The first major film of the festival was a memorial tribute to Sonny Miller. Sonny was legendary surf filmmaker & photographer. There were guest speakers including Tom Curren. It felt like a eulogy & a celebration of a man’s life and impact on his community. By the end of it I felt like I knew Sonny Miller not just as a filmmaker but as a man.
Long may you ride Sonny Miller. And now, it’s Miller-time.
The tribute was followed up by a short film, “Behind the Seen.” My notes about the movie read as follows, “Holy Fuck. This makes me feel like I’ve just gone surfing. Pummeled by waves, then flying, then being caressed by a wave, pummeled again, then calming and then a brain-cleaning calmness.” That was just the beginning. Surfing served as the common thread, but SDSFF crew did a great job curating films that covered a wide variety of themes common to all people, not just surfers. There were films showcasing surfers, surf spots, travel, adventure, environmentalism, the business of surfing and the people who make it a community.

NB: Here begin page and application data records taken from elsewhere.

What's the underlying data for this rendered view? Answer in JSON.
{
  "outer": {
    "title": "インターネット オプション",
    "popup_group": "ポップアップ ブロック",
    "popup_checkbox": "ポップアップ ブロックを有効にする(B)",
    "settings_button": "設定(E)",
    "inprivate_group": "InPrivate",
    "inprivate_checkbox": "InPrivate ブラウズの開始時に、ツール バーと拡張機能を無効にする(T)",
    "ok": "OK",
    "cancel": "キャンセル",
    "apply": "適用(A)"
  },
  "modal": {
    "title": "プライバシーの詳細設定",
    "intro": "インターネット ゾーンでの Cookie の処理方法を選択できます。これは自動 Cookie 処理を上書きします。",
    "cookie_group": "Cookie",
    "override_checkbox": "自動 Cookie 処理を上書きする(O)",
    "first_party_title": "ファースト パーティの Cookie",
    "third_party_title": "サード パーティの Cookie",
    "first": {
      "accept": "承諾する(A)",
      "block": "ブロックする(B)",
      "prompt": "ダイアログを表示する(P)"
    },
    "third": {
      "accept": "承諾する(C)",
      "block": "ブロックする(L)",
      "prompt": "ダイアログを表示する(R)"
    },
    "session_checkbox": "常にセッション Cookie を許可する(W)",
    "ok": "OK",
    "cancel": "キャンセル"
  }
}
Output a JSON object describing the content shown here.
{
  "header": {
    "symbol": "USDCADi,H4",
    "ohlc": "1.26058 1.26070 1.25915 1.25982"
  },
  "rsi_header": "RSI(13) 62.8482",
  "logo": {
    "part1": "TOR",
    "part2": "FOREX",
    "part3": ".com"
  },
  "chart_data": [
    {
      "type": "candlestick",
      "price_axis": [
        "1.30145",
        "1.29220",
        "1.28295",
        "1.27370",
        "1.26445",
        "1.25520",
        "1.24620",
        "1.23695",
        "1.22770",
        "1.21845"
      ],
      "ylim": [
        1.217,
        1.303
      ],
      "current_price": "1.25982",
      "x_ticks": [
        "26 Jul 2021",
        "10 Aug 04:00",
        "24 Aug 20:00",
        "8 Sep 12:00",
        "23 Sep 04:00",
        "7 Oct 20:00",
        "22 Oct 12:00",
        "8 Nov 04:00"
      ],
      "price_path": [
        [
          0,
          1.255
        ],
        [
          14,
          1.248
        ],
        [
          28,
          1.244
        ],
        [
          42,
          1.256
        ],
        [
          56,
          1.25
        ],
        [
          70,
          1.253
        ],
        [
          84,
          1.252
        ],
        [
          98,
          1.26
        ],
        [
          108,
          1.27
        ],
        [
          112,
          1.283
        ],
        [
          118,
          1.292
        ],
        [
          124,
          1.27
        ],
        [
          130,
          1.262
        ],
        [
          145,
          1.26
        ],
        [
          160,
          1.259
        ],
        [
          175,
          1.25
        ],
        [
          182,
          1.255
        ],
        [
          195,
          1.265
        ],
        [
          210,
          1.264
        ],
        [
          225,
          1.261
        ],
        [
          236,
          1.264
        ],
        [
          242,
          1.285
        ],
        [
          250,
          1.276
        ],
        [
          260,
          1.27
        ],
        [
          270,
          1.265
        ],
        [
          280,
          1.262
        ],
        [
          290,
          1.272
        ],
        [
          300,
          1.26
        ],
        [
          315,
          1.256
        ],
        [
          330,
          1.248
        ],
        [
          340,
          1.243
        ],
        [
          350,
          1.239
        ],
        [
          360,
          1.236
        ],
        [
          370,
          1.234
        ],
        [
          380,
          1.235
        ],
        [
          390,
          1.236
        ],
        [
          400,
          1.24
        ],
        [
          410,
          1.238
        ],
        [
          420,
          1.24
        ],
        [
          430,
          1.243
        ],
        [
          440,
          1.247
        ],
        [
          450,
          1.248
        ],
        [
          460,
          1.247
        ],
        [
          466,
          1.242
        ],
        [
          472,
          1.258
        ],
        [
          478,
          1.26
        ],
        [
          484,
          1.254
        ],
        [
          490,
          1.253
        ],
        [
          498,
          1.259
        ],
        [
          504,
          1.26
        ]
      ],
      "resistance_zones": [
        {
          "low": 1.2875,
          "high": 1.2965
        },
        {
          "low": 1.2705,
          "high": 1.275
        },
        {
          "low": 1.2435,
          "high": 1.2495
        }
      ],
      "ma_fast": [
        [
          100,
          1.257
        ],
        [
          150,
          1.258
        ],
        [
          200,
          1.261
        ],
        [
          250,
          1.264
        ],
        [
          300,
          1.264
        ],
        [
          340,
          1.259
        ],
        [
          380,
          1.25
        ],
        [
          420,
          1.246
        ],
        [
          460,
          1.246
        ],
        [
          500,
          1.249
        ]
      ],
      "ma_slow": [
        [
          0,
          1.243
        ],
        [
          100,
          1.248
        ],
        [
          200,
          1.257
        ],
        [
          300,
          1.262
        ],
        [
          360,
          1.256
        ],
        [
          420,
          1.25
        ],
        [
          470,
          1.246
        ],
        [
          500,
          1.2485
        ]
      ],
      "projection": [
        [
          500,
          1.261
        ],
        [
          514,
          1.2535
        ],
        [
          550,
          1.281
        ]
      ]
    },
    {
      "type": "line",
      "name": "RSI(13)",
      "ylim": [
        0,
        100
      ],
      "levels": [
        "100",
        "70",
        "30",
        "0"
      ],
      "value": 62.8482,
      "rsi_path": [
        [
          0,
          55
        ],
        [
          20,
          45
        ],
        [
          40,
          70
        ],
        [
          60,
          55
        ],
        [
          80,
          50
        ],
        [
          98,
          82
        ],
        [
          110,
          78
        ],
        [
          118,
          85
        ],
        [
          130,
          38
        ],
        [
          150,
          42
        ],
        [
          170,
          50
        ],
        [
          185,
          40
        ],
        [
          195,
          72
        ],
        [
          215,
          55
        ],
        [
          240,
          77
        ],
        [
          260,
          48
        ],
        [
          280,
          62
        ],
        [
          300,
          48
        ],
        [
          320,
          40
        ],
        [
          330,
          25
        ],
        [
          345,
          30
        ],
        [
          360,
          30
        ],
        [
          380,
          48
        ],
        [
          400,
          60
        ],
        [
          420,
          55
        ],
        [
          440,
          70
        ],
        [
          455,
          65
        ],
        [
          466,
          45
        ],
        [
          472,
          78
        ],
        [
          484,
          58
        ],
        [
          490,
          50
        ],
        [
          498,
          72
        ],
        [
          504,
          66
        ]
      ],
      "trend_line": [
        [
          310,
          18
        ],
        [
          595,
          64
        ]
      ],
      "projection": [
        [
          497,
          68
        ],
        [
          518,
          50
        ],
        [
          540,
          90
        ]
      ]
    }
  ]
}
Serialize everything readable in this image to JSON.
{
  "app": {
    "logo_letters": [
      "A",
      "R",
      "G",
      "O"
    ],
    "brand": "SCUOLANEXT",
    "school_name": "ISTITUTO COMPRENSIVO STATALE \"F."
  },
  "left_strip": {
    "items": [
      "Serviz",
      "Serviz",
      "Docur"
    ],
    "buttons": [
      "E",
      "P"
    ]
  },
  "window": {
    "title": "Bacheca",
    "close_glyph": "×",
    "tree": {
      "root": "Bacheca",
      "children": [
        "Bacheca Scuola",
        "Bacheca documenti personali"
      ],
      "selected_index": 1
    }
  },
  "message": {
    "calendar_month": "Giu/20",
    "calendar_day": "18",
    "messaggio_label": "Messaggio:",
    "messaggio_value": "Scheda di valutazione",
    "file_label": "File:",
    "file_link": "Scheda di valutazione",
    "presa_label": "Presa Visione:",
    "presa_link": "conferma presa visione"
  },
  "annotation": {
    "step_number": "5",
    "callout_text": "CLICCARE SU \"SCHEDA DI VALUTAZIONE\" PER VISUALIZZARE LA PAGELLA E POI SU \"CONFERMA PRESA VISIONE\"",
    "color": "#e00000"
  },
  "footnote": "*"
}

The crowd at the Sherwood spanned the gamut from surfers, artists, families with plenty of groms to people just wanting to go to the movies. The festival was split up into “Sets” that generally spanned two to four hours, and included several short films and one feature-length film or presentation. And if you needed a film break the lobby of the theater was filled with artwork to peruse, Cedar Surfboards showing off their hand-crafted wooden surf & skate boards, and the folks from H2O Trash Patrol teaching about how we can help keep our waterways clean. H2O also hosted a beach clean-up on Saturday in Cardiff, and was the charity beneficiary of the event.
Somewhere in the middle of the all this I had a chance to chat with Petra Kavanaugh about the inspiration for the festival. She co-founded SDSFF along with her husband Pierce Michael (check out the interview we did with Pierce previously) after attending a surf film festival in NYC. They couldn’t figure out how in the hell NYC had a surf film fest and San Diego with all of it’s surfing history & culture didn’t. Instead of letting that be the end of it they came back, started a website and did something about it. That first year was a wild experiment that succeeded and it has done nothing but grow since. Together with Geoffrey Smart, the duo also run Misfit Pictures out of La Jolla.

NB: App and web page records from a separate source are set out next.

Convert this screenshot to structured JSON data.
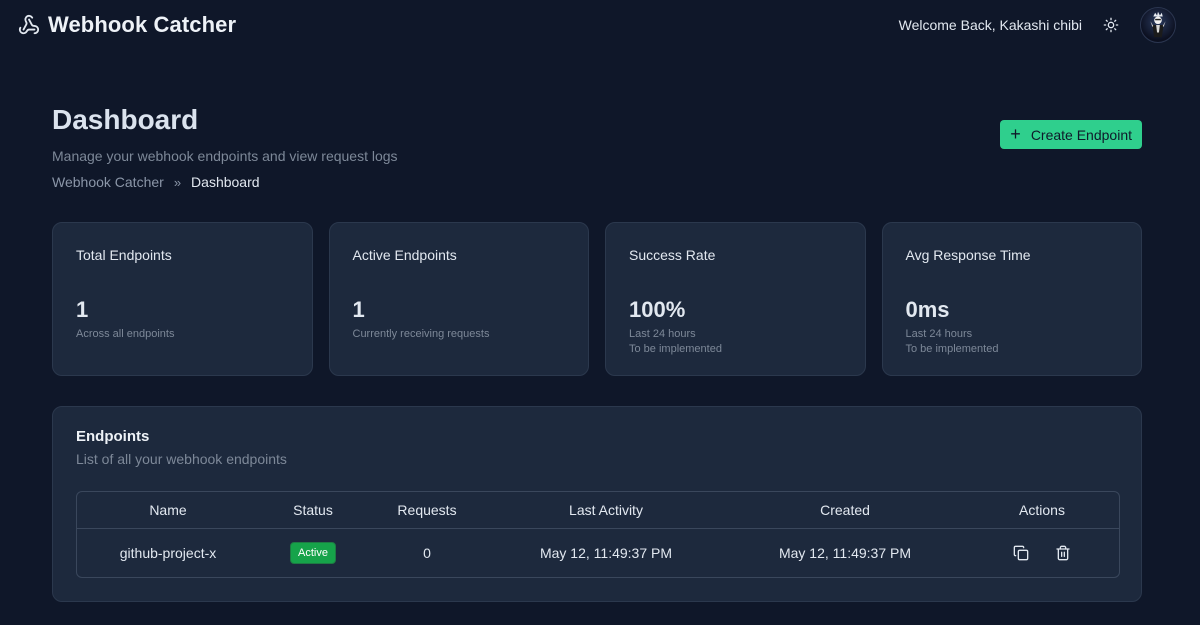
{
  "app": {
    "title": "Webhook Catcher",
    "welcome": "Welcome Back, Kakashi chibi"
  },
  "page": {
    "title": "Dashboard",
    "subtitle": "Manage your webhook endpoints and view request logs",
    "breadcrumb": [
      "Webhook Catcher",
      "Dashboard"
    ],
    "create_button": "Create Endpoint"
  },
  "stats": [
    {
      "label": "Total Endpoints",
      "value": "1",
      "notes": [
        "Across all endpoints"
      ]
    },
    {
      "label": "Active Endpoints",
      "value": "1",
      "notes": [
        "Currently receiving requests"
      ]
    },
    {
      "label": "Success Rate",
      "value": "100%",
      "notes": [
        "Last 24 hours",
        "To be implemented"
      ]
    },
    {
      "label": "Avg Response Time",
      "value": "0ms",
      "notes": [
        "Last 24 hours",
        "To be implemented"
      ]
    }
  ],
  "endpoints": {
    "title": "Endpoints",
    "subtitle": "List of all your webhook endpoints",
    "columns": [
      "Name",
      "Status",
      "Requests",
      "Last Activity",
      "Created",
      "Actions"
    ],
    "rows": [
      {
        "name": "github-project-x",
        "status": "Active",
        "requests": "0",
        "last_activity": "May 12, 11:49:37 PM",
        "created": "May 12, 11:49:37 PM"
      }
    ]
  },
  "colors": {
    "background": "#0f1729",
    "card": "#1d293d",
    "accent": "#2fcf8d",
    "active_badge": "#16a34a"
  },
  "icons": [
    "webhook-icon",
    "sun-icon",
    "plus-icon",
    "copy-icon",
    "trash-icon"
  ]
}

There are so many good vibes here that you just want to help out. -Keith Boyd, Artist
Despite the scope of the festival, things seemed to run smoothly. As a guest it felt like a VIP experience from start to finish and if it hadn’t kept selling out every day I would have tried to bring more people with me just to experience it. The film highlights for me included “RICO: 60 years of Rico De Souza & Surfing in Brazil,” “The Coast” & “Behind the Seen.” Weekend highlights included watching artists work, photographer Chris Burkard’s presentation, meeting people over a beer on the patio & learning how they are connected or not connected to surf, and in general, just being surrounded by good people. The whole event was more about sharing culture and experiences than anything.
At the end there were fest winners, but I left before they were announced. I wandered out of the auditorium, around the corner and looked out at the ever expansive Pacific Ocean. Waves would be crashing in and I’d let my imagination run wild, my brain creatively saturated by the San Diego Surf Film Festival.

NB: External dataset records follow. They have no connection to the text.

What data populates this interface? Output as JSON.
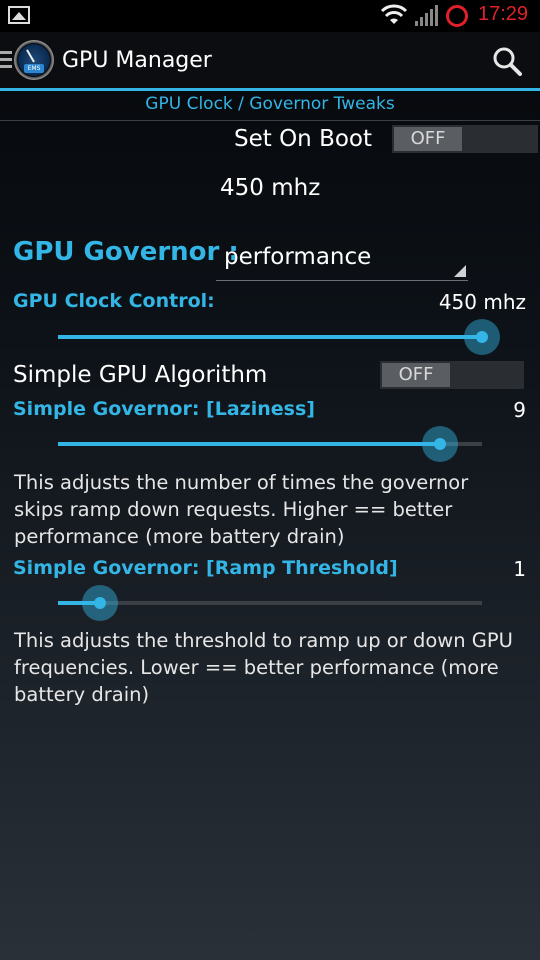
{
  "status_bar": {
    "time": "17:29",
    "time_color": "#e0202a"
  },
  "app_bar": {
    "title": "GPU Manager",
    "logo_tag": "EMS"
  },
  "section": {
    "title": "GPU Clock / Governor Tweaks"
  },
  "set_on_boot": {
    "label": "Set On Boot",
    "toggle": "OFF"
  },
  "current_freq": "450 mhz",
  "governor": {
    "label": "GPU Governor :",
    "selected": "performance"
  },
  "clock_control": {
    "label": "GPU Clock Control:",
    "value": "450 mhz",
    "level_fraction": 1.0
  },
  "simple_algorithm": {
    "label": "Simple GPU Algorithm",
    "toggle": "OFF"
  },
  "laziness": {
    "label": "Simple Governor: [Laziness]",
    "value": "9",
    "level_fraction": 0.9,
    "description": "This adjusts the number of times the governor skips ramp down requests. Higher == better performance (more battery drain)"
  },
  "ramp_threshold": {
    "label": "Simple Governor: [Ramp Threshold]",
    "value": "1",
    "level_fraction": 0.1,
    "description": "This adjusts the threshold to ramp up or down GPU frequencies. Lower == better performance (more battery drain)"
  },
  "colors": {
    "accent": "#33b5e5",
    "status_red": "#e0202a"
  }
}
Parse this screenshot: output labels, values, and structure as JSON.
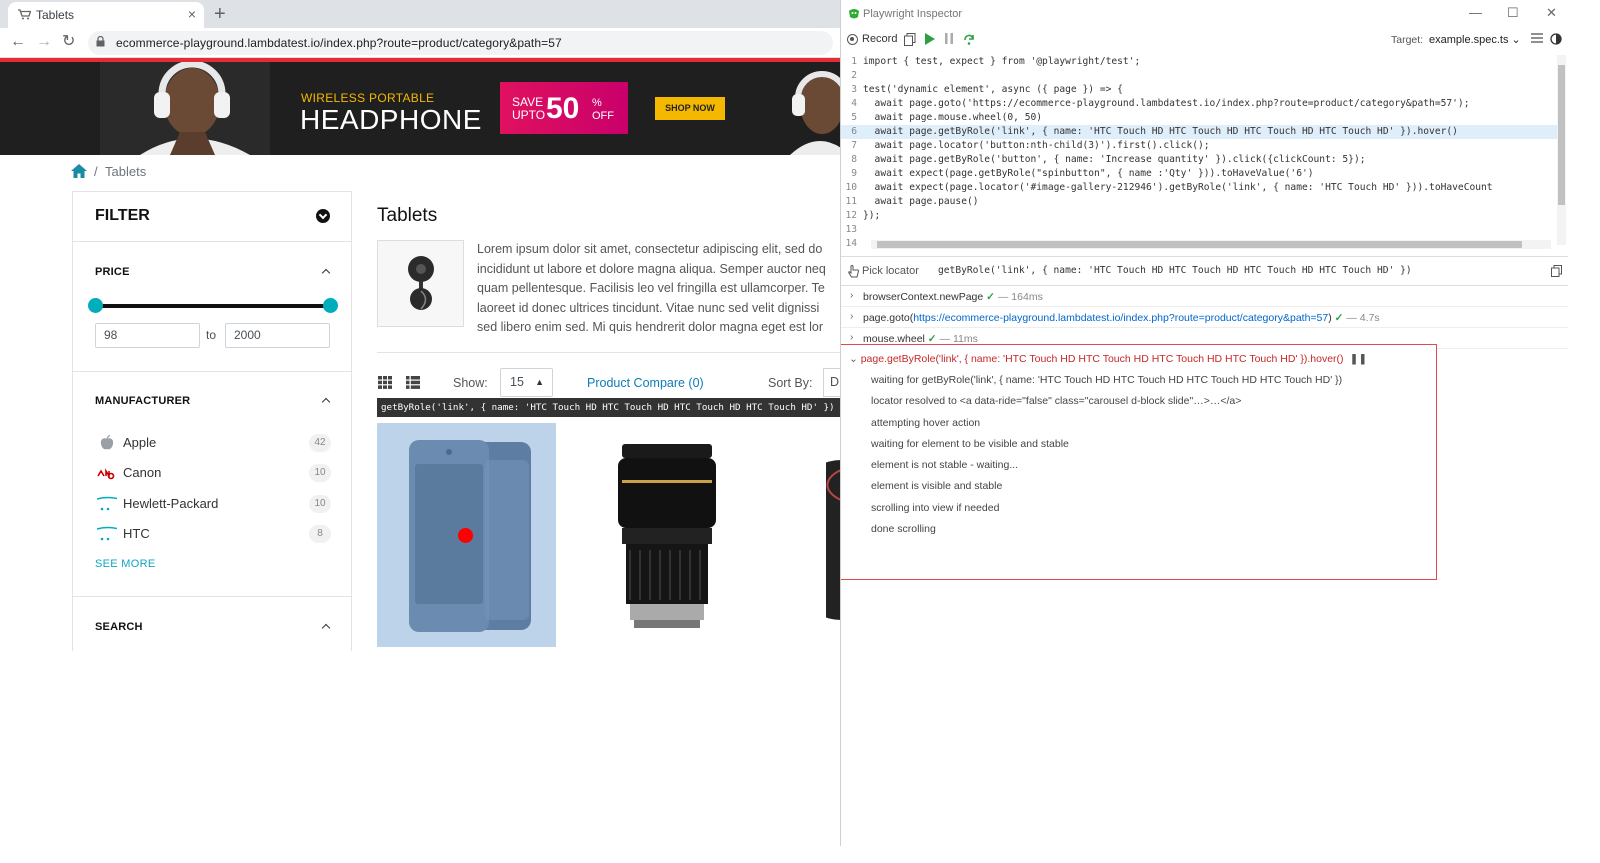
{
  "browser": {
    "tab_title": "Tablets",
    "tab_close": "×",
    "new_tab": "+",
    "back": "←",
    "forward": "→",
    "reload": "↻",
    "url": "ecommerce-playground.lambdatest.io/index.php?route=product/category&path=57"
  },
  "banner": {
    "kicker": "WIRELESS PORTABLE",
    "headline": "HEADPHONE",
    "save_line1": "SAVE",
    "save_line2": "UPTO",
    "save_value": "50",
    "save_pct": "%",
    "save_off": "OFF",
    "cta": "SHOP NOW"
  },
  "breadcrumb": {
    "separator": "/",
    "current": "Tablets"
  },
  "filter": {
    "title": "FILTER",
    "price": {
      "label": "PRICE",
      "min": "98",
      "to": "to",
      "max": "2000"
    },
    "manufacturer": {
      "label": "MANUFACTURER",
      "items": [
        {
          "name": "Apple",
          "count": "42",
          "logo": "apple-icon"
        },
        {
          "name": "Canon",
          "count": "10",
          "logo": "canon-logo"
        },
        {
          "name": "Hewlett-Packard",
          "count": "10",
          "logo": "hp-logo"
        },
        {
          "name": "HTC",
          "count": "8",
          "logo": "htc-logo"
        }
      ],
      "see_more": "SEE MORE"
    },
    "search": {
      "label": "SEARCH"
    }
  },
  "category": {
    "title": "Tablets",
    "description": [
      "Lorem ipsum dolor sit amet, consectetur adipiscing elit, sed do",
      "incididunt ut labore et dolore magna aliqua. Semper auctor neq",
      "quam pellentesque. Facilisis leo vel fringilla est ullamcorper. Te",
      "laoreet id donec ultrices tincidunt. Vitae nunc sed velit dignissi",
      "sed libero enim sed. Mi quis hendrerit dolor magna eget est lor"
    ],
    "show_label": "Show:",
    "show_value": "15",
    "compare": "Product Compare (0)",
    "sort_label": "Sort By:",
    "sort_value": "D"
  },
  "tooltip": "getByRole('link', { name: 'HTC Touch HD HTC Touch HD HTC Touch HD HTC Touch HD' })",
  "inspector": {
    "title": "Playwright Inspector",
    "win_min": "—",
    "win_max": "☐",
    "win_close": "✕",
    "record_label": "Record",
    "target_label": "Target:",
    "target_value": "example.spec.ts ⌄",
    "code_lines": [
      {
        "n": "1",
        "t": "import { test, expect } from '@playwright/test';"
      },
      {
        "n": "2",
        "t": ""
      },
      {
        "n": "3",
        "t": "test('dynamic element', async ({ page }) => {"
      },
      {
        "n": "4",
        "t": "  await page.goto('https://ecommerce-playground.lambdatest.io/index.php?route=product/category&path=57');"
      },
      {
        "n": "5",
        "t": "  await page.mouse.wheel(0, 50)"
      },
      {
        "n": "6",
        "t": "  await page.getByRole('link', { name: 'HTC Touch HD HTC Touch HD HTC Touch HD HTC Touch HD' }).hover()"
      },
      {
        "n": "7",
        "t": "  await page.locator('button:nth-child(3)').first().click();"
      },
      {
        "n": "8",
        "t": "  await page.getByRole('button', { name: 'Increase quantity' }).click({clickCount: 5});"
      },
      {
        "n": "9",
        "t": "  await expect(page.getByRole(\"spinbutton\", { name :'Qty' })).toHaveValue('6')"
      },
      {
        "n": "10",
        "t": "  await expect(page.locator('#image-gallery-212946').getByRole('link', { name: 'HTC Touch HD' })).toHaveCount"
      },
      {
        "n": "11",
        "t": "  await page.pause()"
      },
      {
        "n": "12",
        "t": "});"
      },
      {
        "n": "13",
        "t": ""
      },
      {
        "n": "14",
        "t": ""
      }
    ],
    "pick_label": "Pick locator",
    "pick_value": "getByRole('link', { name: 'HTC Touch HD HTC Touch HD HTC Touch HD HTC Touch HD' })",
    "log": [
      {
        "action": "browserContext.newPage",
        "link": "",
        "suffix": "",
        "ok": "✓",
        "duration": "— 164ms"
      },
      {
        "action": "page.goto(",
        "link": "https://ecommerce-playground.lambdatest.io/index.php?route=product/category&path=57",
        "suffix": ")",
        "ok": "✓",
        "duration": "— 4.7s"
      },
      {
        "action": "mouse.wheel",
        "link": "",
        "suffix": "",
        "ok": "✓",
        "duration": "— 11ms"
      }
    ],
    "active": {
      "head": "page.getByRole('link', { name: 'HTC Touch HD HTC Touch HD HTC Touch HD HTC Touch HD' }).hover()",
      "pause": "❚❚",
      "lines": [
        "waiting for getByRole('link', { name: 'HTC Touch HD HTC Touch HD HTC Touch HD HTC Touch HD' })",
        "locator resolved to <a data-ride=\"false\" class=\"carousel d-block slide\"…>…</a>",
        "attempting hover action",
        "waiting for element to be visible and stable",
        "element is not stable - waiting...",
        "element is visible and stable",
        "scrolling into view if needed",
        "done scrolling"
      ]
    }
  },
  "colors": {
    "accent": "#00aebb",
    "link": "#0e7bb5",
    "banner_pink": "#e0115f",
    "banner_yellow": "#f5b800",
    "log_error": "#e3474f"
  }
}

Want to be part of the next festival? This fall will see the launch of the first Action International Film Festival featuring action sports & activism films.
(click any image below to view as slideshow)